I was prompted to undertake a rather detailed study of these opinions because at the present time they enjoy an undue popularity and exert a lamentable influence upon a public which, in matters of psychology even less than in other fields, has not yet learned to demand scientific cogency.

This sentence is a muddle, with restrictions and negations working to say something contrary to what Brentano must surely have intended. A scan of the original is available on-line, the German reads

Und was mich dazu trieb, auch auf sie weitläufiger einzugehen, waren nur eine ungebührliche Verbreitung und ein beklagenswerther Einfluss, welche sie gegenwärtig auf ein Publicum gewonnen haben, das in sachen der Psychologie weniger noch als anderwärts auf wissenschaftliche Strenge Anspruch zu machen gelernt hat.

That refers to

a public, who in matters of psychology less still than elsewhere have learned to make a demand for scientific rigor

So the muddle is not in the original, but is an artefact of translation that doesn't strive to be as close to the original as possible while conforming to the conventions of the target language.

I checked a scan of the 1995 second edition of the translation, and found the same muddle as in the 1973 edition.

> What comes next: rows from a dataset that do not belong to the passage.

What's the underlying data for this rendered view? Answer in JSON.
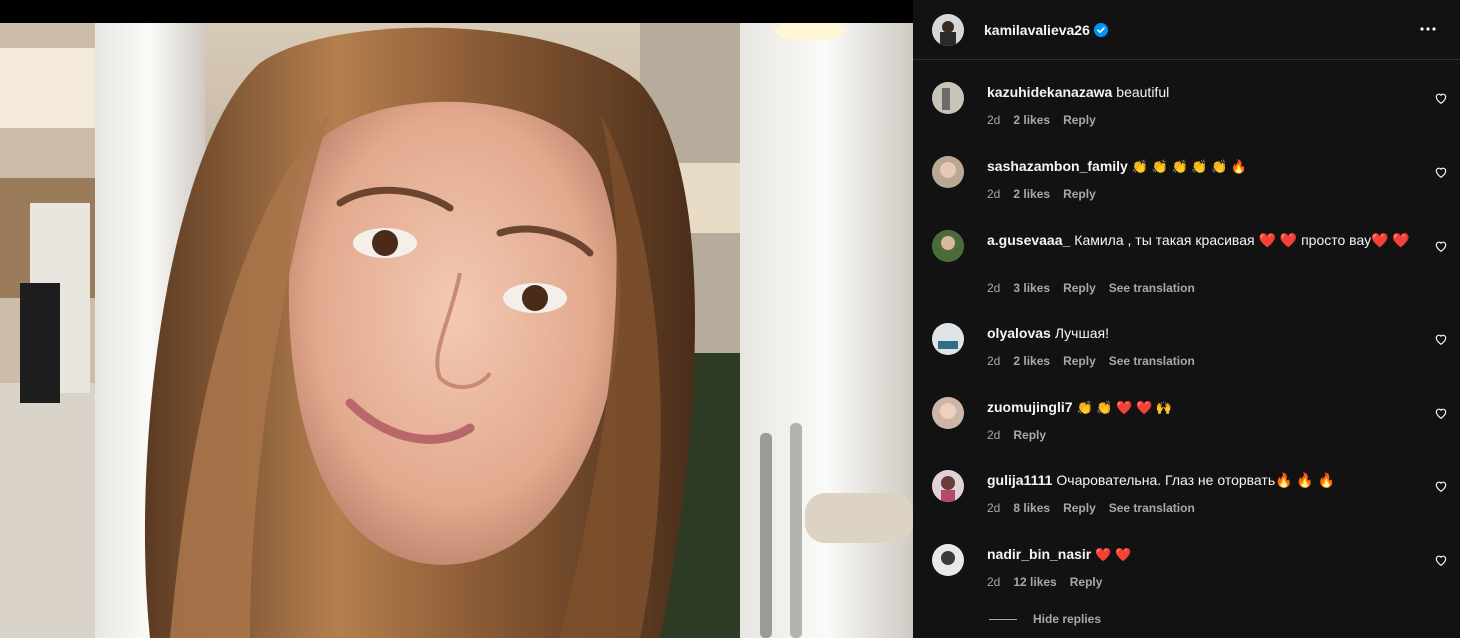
{
  "post": {
    "owner": {
      "username": "kamilavalieva26",
      "verified": true
    },
    "more_icon": "ellipsis-icon"
  },
  "comments": [
    {
      "username": "kazuhidekanazawa",
      "text": "beautiful",
      "time": "2d",
      "likes": "2 likes",
      "reply": "Reply",
      "translate": ""
    },
    {
      "username": "sashazambon_family",
      "text": "👏 👏 👏 👏 👏 🔥",
      "time": "2d",
      "likes": "2 likes",
      "reply": "Reply",
      "translate": ""
    },
    {
      "username": "a.gusevaaa_",
      "text": "Камила , ты такая красивая ❤️ ❤️ просто вау❤️ ❤️",
      "time": "2d",
      "likes": "3 likes",
      "reply": "Reply",
      "translate": "See translation"
    },
    {
      "username": "olyalovas",
      "text": "Лучшая!",
      "time": "2d",
      "likes": "2 likes",
      "reply": "Reply",
      "translate": "See translation"
    },
    {
      "username": "zuomujingli7",
      "text": "👏 👏 ❤️ ❤️ 🙌",
      "time": "2d",
      "likes": "",
      "reply": "Reply",
      "translate": ""
    },
    {
      "username": "gulija1111",
      "text": "Очаровательна. Глаз не оторвать🔥 🔥 🔥",
      "time": "2d",
      "likes": "8 likes",
      "reply": "Reply",
      "translate": "See translation"
    },
    {
      "username": "nadir_bin_nasir",
      "text": "❤️ ❤️",
      "time": "2d",
      "likes": "12 likes",
      "reply": "Reply",
      "translate": ""
    }
  ],
  "hide_replies": "Hide replies",
  "colors": {
    "panel_bg": "#121212",
    "text": "#f5f5f5",
    "secondary": "#a8a8a8",
    "verified": "#0095f6"
  }
}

Naturally, I'm wondering to what extent I can reasonably trust the remainder of the translation. I reälize that passages recognized as crucial will probably have been treated with greater care and received more scrutiny, but there may be passages the importance of which has not been recognized. And even passages whose importance were recognized might be poorly translated. (I certainly saw such cases in translations of the work of Aristoteles.)

Seen to Be Done

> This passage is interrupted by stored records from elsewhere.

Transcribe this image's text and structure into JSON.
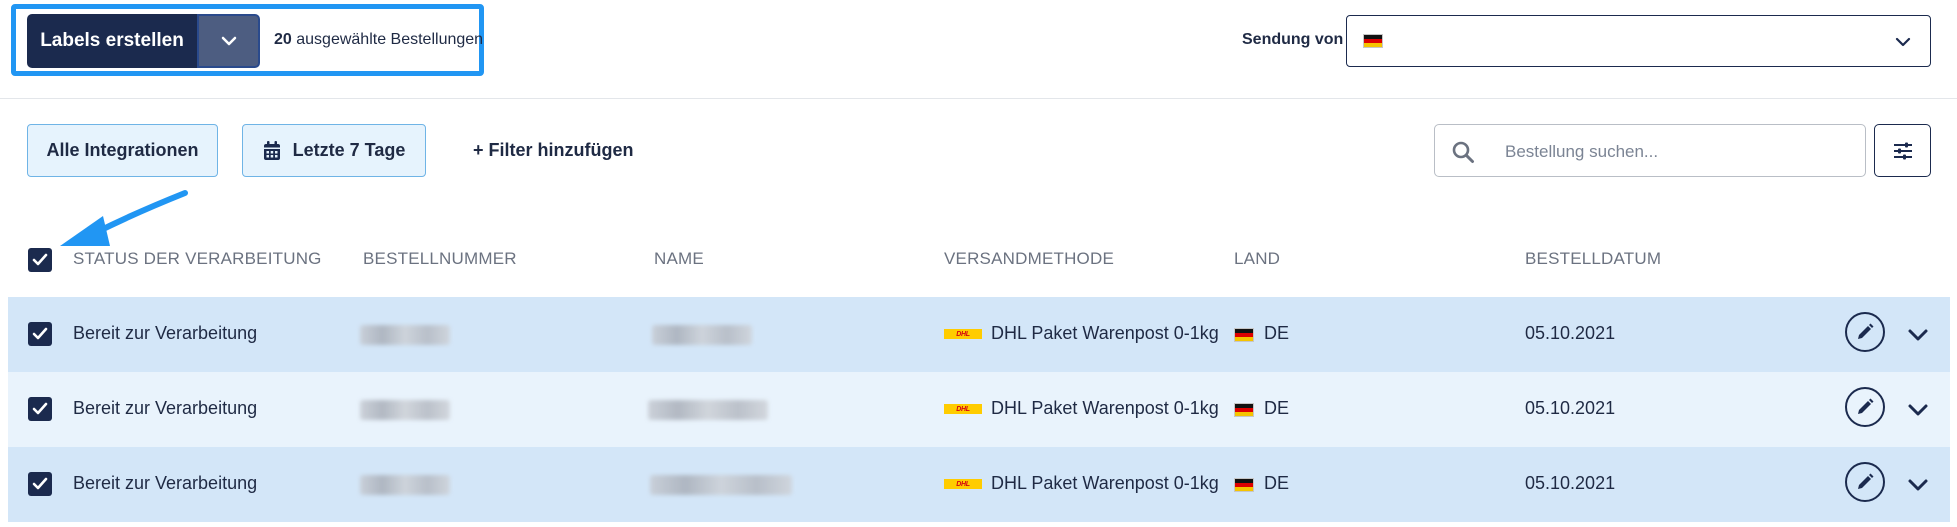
{
  "toolbar": {
    "create_labels": "Labels erstellen",
    "selected_count": "20",
    "selected_text": "ausgewählte Bestellungen",
    "sendung_von_label": "Sendung von"
  },
  "filters": {
    "integrations": "Alle Integrationen",
    "date_range": "Letzte 7 Tage",
    "add_filter": "+ Filter hinzufügen",
    "search_placeholder": "Bestellung suchen..."
  },
  "table": {
    "headers": {
      "status": "STATUS DER VERARBEITUNG",
      "order_number": "BESTELLNUMMER",
      "name": "NAME",
      "shipping_method": "VERSANDMETHODE",
      "country": "LAND",
      "order_date": "BESTELLDATUM"
    },
    "rows": [
      {
        "status": "Bereit zur Verarbeitung",
        "shipping": "DHL Paket Warenpost 0-1kg",
        "country": "DE",
        "date": "05.10.2021"
      },
      {
        "status": "Bereit zur Verarbeitung",
        "shipping": "DHL Paket Warenpost 0-1kg",
        "country": "DE",
        "date": "05.10.2021"
      },
      {
        "status": "Bereit zur Verarbeitung",
        "shipping": "DHL Paket Warenpost 0-1kg",
        "country": "DE",
        "date": "05.10.2021"
      }
    ]
  },
  "icons": {
    "dhl_logo_text": "DHL"
  },
  "colors": {
    "primary": "#1b2a4e",
    "highlight": "#2196f3",
    "row_dark": "#d3e6f8",
    "row_light": "#e9f3fc",
    "pill_bg": "#e6f3fd"
  }
}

Saturday, 1 February 2020

I present this table

Justices of the US Supreme Court in November of 1952
Hugo Lafayette BlackRoosevelt (D)Democrat27 Feb 188618 Aug 1937
Stanley Forman ReedRoosevelt (D)Democrat31 Dec 188427 Jan 1938
Felix FrankfurterRoosevelt (D)Democrat15 Nov 188220 Jan 1939
William Orville DouglasRoosevelt (D)Democrat16 Oct 188617 Apr 1939
Robert Houghwout JacksonRoosevelt (D)Democrat13 Feb 189211 Jul 1941
Harold Hitz BurtonTruman (D)Republican22 Jun 188822 Sep 1945
Frederick Moore VinsonTruman (D)Democrat22 Jan 189021 Jun 1946
Thomas Campbell ClarkTruman (D)Democrat23 Sept 188919 Aug 1949
Sherman MintonTruman (D)Democrat20 Oct 18905 Oct 1949

in advance of polemic that I anticipate over the next five or more years.

The Presidential candidates who might plausibly receive the nomination of the Democratic Party are such that, in the absence of a financial crisis, President Trump is very likely to be reëlected. He has, so far, been able to select two appointees to the US Supreme Court.

Four of the nine Justices now serving are appointees of Democratic Presidents. One of these, Justice Ginsburg, will be 87 years old in March, and has had repeated bouts with cancer. Another, Breyer, will be 82 years old in August; it is very likely that he will leave the Court before 2024. A third, Sotomayor, is in her mid-sixties, but suffers from type 1 diabetes. Whoever is elected to the Presidency in 2020 will surely replace between one and three of these Justices. There may be only one Justice from the Democratic Party in 2024.

Which is why I point to the Court in 1952. It had no Justices other than those appointed by Democratic Presidents, and only one Justice who, prior to appointment, had not been affiliated with the Democratic Party. The Republican Party won the Presidency and a majority in each chamber of Congress. But, if there were any argument that it would be right and proper to increase the number of Justices on the US Supreme Court in order to reëstablish a majority of Republican appointees or somesuch, that argument sank without a trace.